Insults are sometimes regarded as negative or impolite; however, they can also be a playful ritual among various communities. Consider, for example, the exaggerated “Yo Mama” jokes told between young school children. Such insults are entertaining, performative, and unlikely to cause much harm.
This article explores the practice of mock ritual insults in the drag queen community, where such insults are referred to as “reads”. In particular, this study looks at conversations from episodes of Ru Paul’s Drag Race—a reality television show where drag queens compete against each other—in order to analyze the content and linguistic aspects of reads. Like other communities who practice ritual insults, queens display wit and humor in their reads.
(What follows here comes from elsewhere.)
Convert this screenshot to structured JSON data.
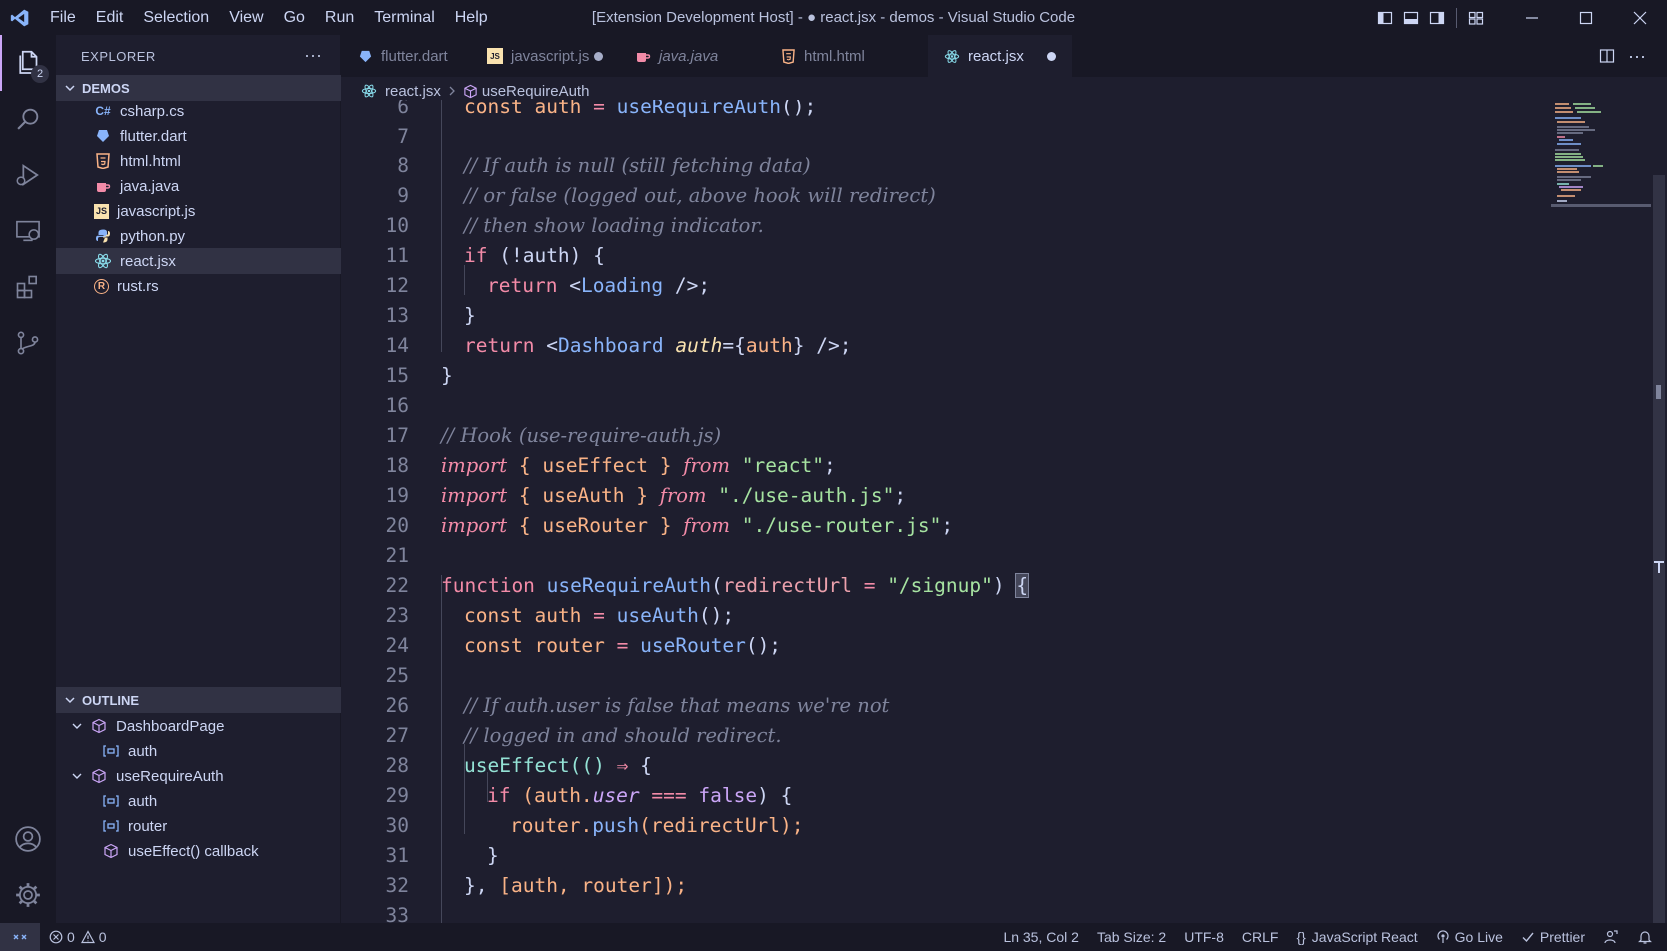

Unlike insults in other male communities, however, reads use drag language and focus on content that is particularly relevant to the gendered performance of drag; this includes high pitched voice, feminine pronouns and addresses, as well as insults focused on fashion, makeup, and physical characteristics. Despite the fact that reads usually involve insults against real traits in the addressee, surrounding queens and addressees usually respond to reads in a positive manner. This demonstrates how reading is a playful practice that not only entertains queens, but also helps them build a “thicker skin” against the real, non-playful criticism that they experience as a marginalized group.